Resolve to be a dementia environment champion

As we come to the end of a year that has again been extremely challenging, many families with loved ones who are living with dementia may be wondering what they can do to make a tangible difference to their relative’s life in 2022, especially with so much pandemic-related uncertainty and many services either indefinitely suspended or permanently closed.

So much has felt out of our individual control during the pandemic, and the fluctuating nature of restrictions and the struggle to access support has made the lives of people with dementia and their families even harder than they might otherwise have been. Potentially the pandemic has accelerated the progression of many people’s dementia too.

Choice and control are so important to our sense of who we are, and how we feel about ourselves and our lives as adults. When a person’s brain is changing due to dementia, choice and control become even more important.

So how can we help a person with dementia to be more independent, and have a greater sense of choice and control?


Your go-to ‘quick win’ – Environmental changes

It might sound odd to advocate changing something we might assume is one of the most familiar things for a person with dementia, but environmental changes can make a huge difference. Even a familiar home environment isn’t necessarily a well-functioning environment as a person’s brain changes due to their dementia.

I often cite this example from Hollywood, as documented in my blog ‘Bothered and bewildered by the portrayal of dementia’ to highlight how some simple environmental changes could have helped a person with dementia:

My biggest gripe against the Oscar-winning Still Alice was the total omission of any examples that showed how Alice and her family could have lived better with simple environmental modifications. For example, signage that would have assisted Alice to get to the toilet in time in her holiday home.”

I would also recommend reading Wendy Mitchell’s book, ‘Somebody I Used to Know’ to understand how Wendy has changed her environment to help her to live as well as possible with her dementia.

However, like all things related to supporting a person with dementia, there is no rule book that works for everyone and you need to work side-by-side with the person to evaluate their environment together and implement any changes you both think may help. And remember: If an environmental change makes things more confusing or uncomfortable for the person don’t stick with it, even if dementia environment experts recommend it. Everyone experiences their dementia differently so be guided by the person.

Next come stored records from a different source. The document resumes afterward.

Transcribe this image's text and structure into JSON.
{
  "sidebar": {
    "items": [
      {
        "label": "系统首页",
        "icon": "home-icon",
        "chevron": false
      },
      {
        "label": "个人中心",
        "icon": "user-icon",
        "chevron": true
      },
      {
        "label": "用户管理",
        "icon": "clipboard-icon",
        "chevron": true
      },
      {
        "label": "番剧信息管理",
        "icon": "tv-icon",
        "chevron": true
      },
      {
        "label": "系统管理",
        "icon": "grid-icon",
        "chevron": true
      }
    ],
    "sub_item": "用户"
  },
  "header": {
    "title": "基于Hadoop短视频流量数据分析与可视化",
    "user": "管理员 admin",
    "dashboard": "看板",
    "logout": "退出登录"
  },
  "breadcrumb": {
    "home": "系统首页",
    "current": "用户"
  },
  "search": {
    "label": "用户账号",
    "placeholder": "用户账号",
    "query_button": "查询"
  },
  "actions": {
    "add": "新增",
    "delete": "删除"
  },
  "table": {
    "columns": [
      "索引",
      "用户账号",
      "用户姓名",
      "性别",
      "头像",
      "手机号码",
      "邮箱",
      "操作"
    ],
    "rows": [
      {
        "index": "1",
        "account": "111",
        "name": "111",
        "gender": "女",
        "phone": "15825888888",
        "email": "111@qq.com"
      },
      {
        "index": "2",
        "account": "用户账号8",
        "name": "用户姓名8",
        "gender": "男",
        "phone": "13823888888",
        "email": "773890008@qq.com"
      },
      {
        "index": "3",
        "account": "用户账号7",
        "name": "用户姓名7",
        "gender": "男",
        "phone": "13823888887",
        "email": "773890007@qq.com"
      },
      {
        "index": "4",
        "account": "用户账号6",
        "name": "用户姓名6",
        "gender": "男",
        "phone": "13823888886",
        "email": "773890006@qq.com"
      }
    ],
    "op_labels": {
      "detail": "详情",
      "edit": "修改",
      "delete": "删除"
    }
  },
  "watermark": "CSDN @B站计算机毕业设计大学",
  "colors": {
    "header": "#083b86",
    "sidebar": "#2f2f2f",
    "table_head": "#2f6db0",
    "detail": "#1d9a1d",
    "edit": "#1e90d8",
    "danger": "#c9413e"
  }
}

Evaluating the environment of a person with dementia

I’ve recently become an Associate Trainer for 3SpiritUK and have been delivering their Tier 2 Dementia Training Programme. In this we cover some fantastic environmental principles that can support anyone, be they professionals (I’m training NHS staff) or family members, to make the environment of a person with dementia more helpful for the person.

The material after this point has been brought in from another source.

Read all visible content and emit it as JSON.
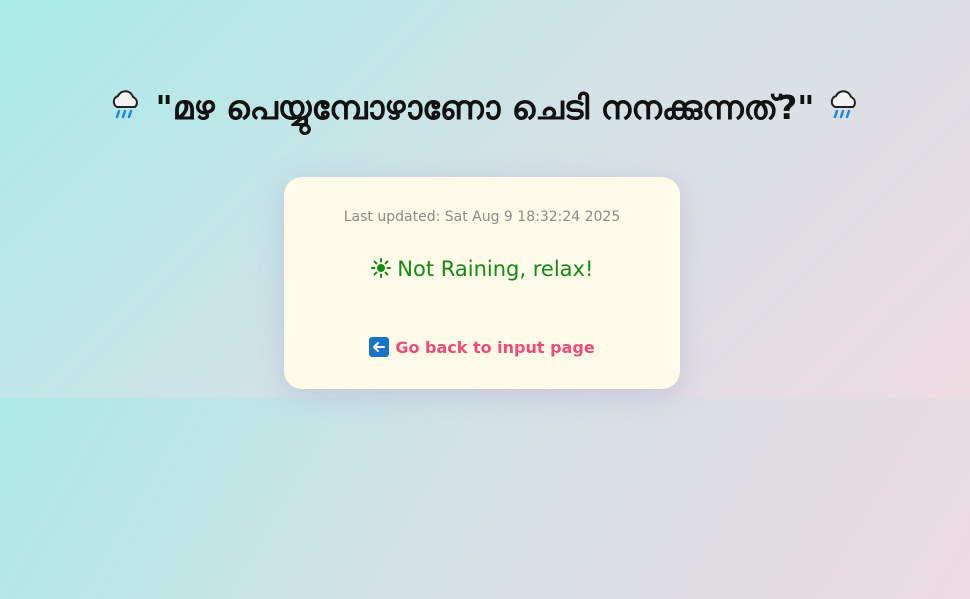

In the training we champion The King’s Fund ‘OWL FM’ principles. OWL FM is an acronym that stands for:





Meaningful activity

It’s a simple, snappy acronym, and by thinking ‘OWL FM’ professionals and families have five useful prompts to guide evaluating and modifying (if needed) the home of a person with dementia.


Breaking down the OWL FM principles

If you’re evaluating the home of a person with dementia with them, what would you be looking for within the five OWL FM principles?



  • What are the clues in the room to help the person orientate themselves?
  • What in this environment is telling the person what it’s for? IE: Is the room a place for artwork or other hobbies? Is it where the person prepares or eats food? It is a room where the person washes or uses the toilet?
  • Ask the person if it’s clear to them how they orientate themselves. Do some simple tasks together to see if the person can orientate well (or not) in each room.



  • What can you do to help a person find their way?
  • Does the person have any signs or directions? If not do they need some, and if yes are they clear enough?
  • Some people can understand clues along the way, others can’t. Some people can use signs, others can’t. Find what works for the person by working side-by-side with them – show them different options, experiment with ideas.
  • Think about positioning furniture and even making rooms more open-plan if this is possible.
  • Think about lighting, especially in the darker times of the year – IE: A light on near the toilet. Use timers or sensors to ensure lights are on when they are needed.



  • Can the person recognise what is around them? Do we need to turn a light on? Is there colour contrast?
  • Clear the environment. Less clutter can help a person to find small items on tables and worktops, like where their glasses have been put.
  • White light switches/plugs against a white wall will just blend in, as will items in an all-white bathroom. Highlight switches/plugs/toilet seats and grab rails with colour (red).



  • If the person is living in a home they’ve lived in for many years, you may be tempted to skip this step. However, remember that a person’s dementia can take them back to a much earlier point in their life (IE: their childhood home) and as a result familiarity for some people may wain as their dementia progresses.
  • Familiarity is important for identity affirmation – it can help the person to remember who they are, and it helps them to function and do the things they enjoy.
  • Familiarity can be helped by doing life story work, and having objects of reference or through activities, which brings us onto…


Meaningful Activity

  • Make sure the person has a space, inside/outside or both that works for them to enjoy their hobbies or interests or try new activities. Yes, you may need to set things up for a person in some instances, but leave things out for them to enjoy independent creative pursuits too (you may need to remind/encourage the person with this).
  • Activities need to be accessible and understandable, so anything you do with the person needs to be at their pace, with the steps needed to complete something broken down, and with the prompts/support that the person needs in that moment.


Your environmental checklist

  1. Make your New Year’s resolution to try and evaluate the environment of a person you support/love who is living with dementia. As already mentioned, do it with the person and be guided by them. You may need to do this over a few days/visits in order for it not to be overwhelming.
  2. Make any changes you both feel may help incrementally. Try things individually to see if they work, don’t just overhaul an entire home in one weekend!
  3. Don’t be afraid to introduce technology if the person is willing to try it and it can be afforded. Remember though – many environmental changes are inexpensive and can be achieved with some simple DIY (IE: Homemade signage, removing rugs/mirrors, covering reflective surfaces), so you don’t need a lot of money to begin to make an environment more helpful for a person with dementia.
  4. Continually refine as needed. Environmental changes, like life story work, don’t have an end-point. As the person’s dementia changes, you may find their environment needs modifying again – some previous modifications may no longer be relevant and new changes may be needed.

Thank you for all your support in 2021. Until 2022…

You can follow me on Twitter: @bethyb1886
Like D4Dementia on Facebook